In an Oct. 16 Harvard Law School panel discussion commemorating the 50th anniversary of the Civil Rights Act of 1964, four HLS professors reflected on its influence and examined how life for African-Americans has changed since its enactment. Professor Kenneth W. Mack, providing historical background, characterized the Act as the culmination of decades of struggle […]
In Burwell v. Hobby Lobby Stores Inc., the U.S. Supreme Court ruled in a 5-4 decision that closely held, for-profit corporations have a right to exercise the religious beliefs of their owners and therefore cannot be required by the Affordable Care Act (ACA) to provide contraception coverage to employees if it conflicts with those views. The Gazette spoke with Harvard Law School Professor Mark Tushnet about the decision and what it means for future corporate challenges to the Affordable Care Act.
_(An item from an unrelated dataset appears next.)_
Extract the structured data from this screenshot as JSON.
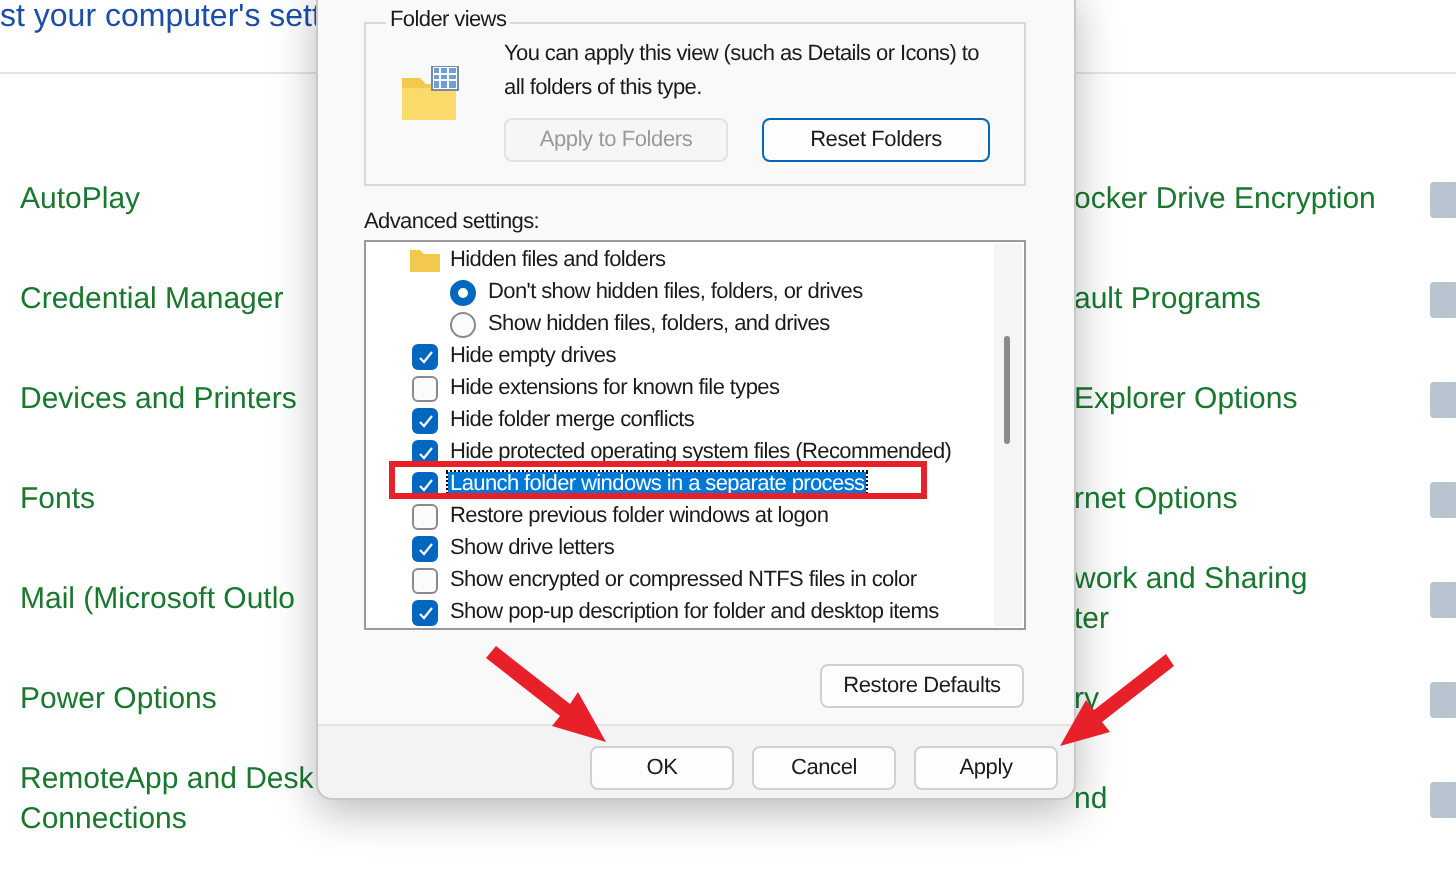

“Religious Accommodation in the Age of Civil Rights,” a conference held at Harvard Law School April 3–5, brought together a group of distinguished legal scholars to discuss a broad range of controversies that have developed in recent years as marriage equality and anti-discrimination laws have prompted some religious organizations and private companies to assert claims of religious liberty and exemption from compliance with the law.
However much presidents want to influence the future through their judicial appointments, the problem, Professor Mark Tushnet writes in his new book, “In the Balance: Law and Politics on the Roberts Court” (Norton, 2013), “is that things change.”
The Harvard Gazette recently spoke with Harvard Law School Professor Mark Tushnet about two upcoming challenges to the Affordable Care Act involving for-profit companies that object on religious grounds to providing contraceptive coverage to their employees.